Instructions to follow: All of the data is to be repeated verbatim.

(Web page and app entries)

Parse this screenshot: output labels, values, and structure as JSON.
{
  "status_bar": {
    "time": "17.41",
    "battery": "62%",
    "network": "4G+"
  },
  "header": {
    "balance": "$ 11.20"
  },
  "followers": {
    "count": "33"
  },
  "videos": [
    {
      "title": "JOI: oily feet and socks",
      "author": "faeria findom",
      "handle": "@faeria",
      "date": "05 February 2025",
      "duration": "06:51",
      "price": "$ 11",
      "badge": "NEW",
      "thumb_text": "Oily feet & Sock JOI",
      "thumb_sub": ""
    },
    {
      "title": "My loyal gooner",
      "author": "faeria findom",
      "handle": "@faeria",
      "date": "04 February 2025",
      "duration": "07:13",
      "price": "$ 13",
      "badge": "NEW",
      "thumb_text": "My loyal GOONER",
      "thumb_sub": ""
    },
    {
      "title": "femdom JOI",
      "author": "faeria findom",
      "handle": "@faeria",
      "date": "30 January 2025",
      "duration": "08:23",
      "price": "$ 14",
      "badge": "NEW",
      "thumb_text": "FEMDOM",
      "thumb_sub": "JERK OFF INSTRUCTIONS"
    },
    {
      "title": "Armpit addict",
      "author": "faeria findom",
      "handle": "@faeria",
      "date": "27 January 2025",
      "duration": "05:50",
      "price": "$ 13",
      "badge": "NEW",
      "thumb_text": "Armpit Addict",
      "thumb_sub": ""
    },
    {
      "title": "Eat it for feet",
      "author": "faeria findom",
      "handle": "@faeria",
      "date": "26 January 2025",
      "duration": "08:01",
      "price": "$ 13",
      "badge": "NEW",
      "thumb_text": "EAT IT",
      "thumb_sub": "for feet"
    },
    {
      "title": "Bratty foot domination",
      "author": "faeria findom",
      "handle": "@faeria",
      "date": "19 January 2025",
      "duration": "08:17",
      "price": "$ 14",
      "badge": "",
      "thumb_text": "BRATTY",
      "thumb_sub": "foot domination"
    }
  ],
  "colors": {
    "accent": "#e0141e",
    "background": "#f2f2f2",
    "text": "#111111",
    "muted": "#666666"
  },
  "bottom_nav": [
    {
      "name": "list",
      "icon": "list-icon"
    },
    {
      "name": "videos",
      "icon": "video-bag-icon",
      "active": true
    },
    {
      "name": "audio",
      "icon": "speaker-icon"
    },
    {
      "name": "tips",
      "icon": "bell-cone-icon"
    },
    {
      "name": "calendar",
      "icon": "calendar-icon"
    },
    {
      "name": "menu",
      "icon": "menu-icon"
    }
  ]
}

Completed task:
Parse this screenshot: output labels, values, and structure as JSON.
{
  "status_bar": {
    "time": "17.41",
    "battery": "62%",
    "network": "4G+"
  },
  "header": {
    "balance": "$ 11.20"
  },
  "followers": {
    "count": "33"
  },
  "videos": [
    {
      "title": "JOI: oily feet and socks",
      "author": "faeria findom",
      "handle": "@faeria",
      "date": "05 February 2025",
      "duration": "06:51",
      "price": "$ 11",
      "badge": "NEW",
      "thumb_text": "Oily feet & Sock JOI",
      "thumb_sub": ""
    },
    {
      "title": "My loyal gooner",
      "author": "faeria findom",
      "handle": "@faeria",
      "date": "04 February 2025",
      "duration": "07:13",
      "price": "$ 13",
      "badge": "NEW",
      "thumb_text": "My loyal GOONER",
      "thumb_sub": ""
    },
    {
      "title": "femdom JOI",
      "author": "faeria findom",
      "handle": "@faeria",
      "date": "30 January 2025",
      "duration": "08:23",
      "price": "$ 14",
      "badge": "NEW",
      "thumb_text": "FEMDOM",
      "thumb_sub": "JERK OFF INSTRUCTIONS"
    },
    {
      "title": "Armpit addict",
      "author": "faeria findom",
      "handle": "@faeria",
      "date": "27 January 2025",
      "duration": "05:50",
      "price": "$ 13",
      "badge": "NEW",
      "thumb_text": "Armpit Addict",
      "thumb_sub": ""
    },
    {
      "title": "Eat it for feet",
      "author": "faeria findom",
      "handle": "@faeria",
      "date": "26 January 2025",
      "duration": "08:01",
      "price": "$ 13",
      "badge": "NEW",
      "thumb_text": "EAT IT",
      "thumb_sub": "for feet"
    },
    {
      "title": "Bratty foot domination",
      "author": "faeria findom",
      "handle": "@faeria",
      "date": "19 January 2025",
      "duration": "08:17",
      "price": "$ 14",
      "badge": "",
      "thumb_text": "BRATTY",
      "thumb_sub": "foot domination"
    }
  ],
  "colors": {
    "accent": "#e0141e",
    "background": "#f2f2f2",
    "text": "#111111",
    "muted": "#666666"
  },
  "bottom_nav": [
    {
      "name": "list",
      "icon": "list-icon"
    },
    {
      "name": "videos",
      "icon": "video-bag-icon",
      "active": true
    },
    {
      "name": "audio",
      "icon": "speaker-icon"
    },
    {
      "name": "tips",
      "icon": "bell-cone-icon"
    },
    {
      "name": "calendar",
      "icon": "calendar-icon"
    },
    {
      "name": "menu",
      "icon": "menu-icon"
    }
  ]
}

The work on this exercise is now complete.